Good luck with it!
This answer will depend significantly on where you intend to use the tent. If you are using it in a dry climate such as New Mexico for elk hunting, just about anything will work. If you're going to Kodiak Island after blacktails, you will want to stay away from the super ultra-light options as the condensation is a killer. I know, I've made the mistake.
My go-to is a Copper Spur UL1. I've also used a Gossamer Gear The One tent, which is one of the lightest options out there. This tent was a mistake in the Yukon but could be great in New Mexico.
Of course, if you're winter hunting you will almost certainly want a 4-season tent.
For a "one for everything" tent, I love my Hilleberg Unna. I use it floorless 90% of the time but nice to have the option for a double wall tent. Free standing makes finding sites much easier in rocky terrain. I sleep like a baby no matter the weather knowing my tent is bombproof.

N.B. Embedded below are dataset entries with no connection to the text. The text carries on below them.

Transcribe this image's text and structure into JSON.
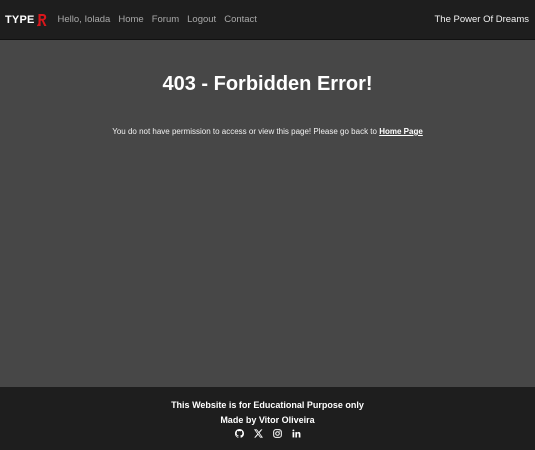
{
  "header": {
    "brand": "TYPE",
    "brand_accent_color": "#d9161b",
    "nav": [
      {
        "label": "Hello, Iolada"
      },
      {
        "label": "Home"
      },
      {
        "label": "Forum"
      },
      {
        "label": "Logout"
      },
      {
        "label": "Contact"
      }
    ],
    "tagline": "The Power Of Dreams"
  },
  "main": {
    "title": "403 - Forbidden Error!",
    "message": "You do not have permission to access or view this page! Please go back to",
    "home_link": "Home Page"
  },
  "footer": {
    "line1": "This Website is for Educational Purpose only",
    "line2": "Made by Vitor Oliveira",
    "socials": [
      "github-icon",
      "x-icon",
      "instagram-icon",
      "linkedin-icon"
    ]
  },
  "colors": {
    "navbar_bg": "#1e1e1e",
    "page_bg": "#474747",
    "nav_link": "#a9a9a9",
    "text": "#ffffff"
  }
}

"You'll find a plethora of answers. One question I have for those that like a model that uses trekking poles: what do you do when you need to hike but want to leave your tent set up? Seems like if you need your poles to hike, the tent would have to be taken down?"
Tarptent sells vertical support poles that you can use in place of trekking poles. They add very little weight if you choose to use those instead.
Hilleberg is known for bomb proof bad weather tents. One nice feature of their tents (at least the models I have used) is the fly and tent are connected so when you erect the tent the fly keeps the tent dry (i.e. when setting up the tent in the rain like in Alaska)
I would definitely say the Hilleberg Soulo. I have spent a bunch of nights in mine in some seriously bad weather. Love it, bombproof!
I've used a Nemo Blaze 2p for the past two years and have been very happy with it. The entire setup is just over 2 lbs and is freestanding with 2 vestibules. Due to the pole configuration, a couple corners sag a bit but for one person it has been awesome. And they're on Expertvoice for anyone who has access to that, got mine for $300 instead of $500
I am now trying out the Lux Mini Peak. You can run it as just a tent or you can run it with the 1 or 2 man insert to make it a double wall. I like that option as you can still use it with a tent stove. So its a 1 man tent with tons of room that has the option of make its double wall and a stove. It is versatile as hell in my opinion and will allow me to flex from PNW to New Mexico for my hunts next year. The Weight is 2.18 lbs or if you go with the inner you are at around 3.3 lbs. It is considered a 3 season plus tent. Sorry wrong link https://luxe-hiking-gear.com/collections/lightweight-camping-tents/products/minipeak-pyramid-tent-system
Looking for my first UL tent as well. After checking out Tarptent I’m in shock! Is it normal to spend $350+ and then have to buy a seam seal kit to water proof your new tent?
I was leaning towards a BA Copper Spur 2. Will I have to seam seal it as well?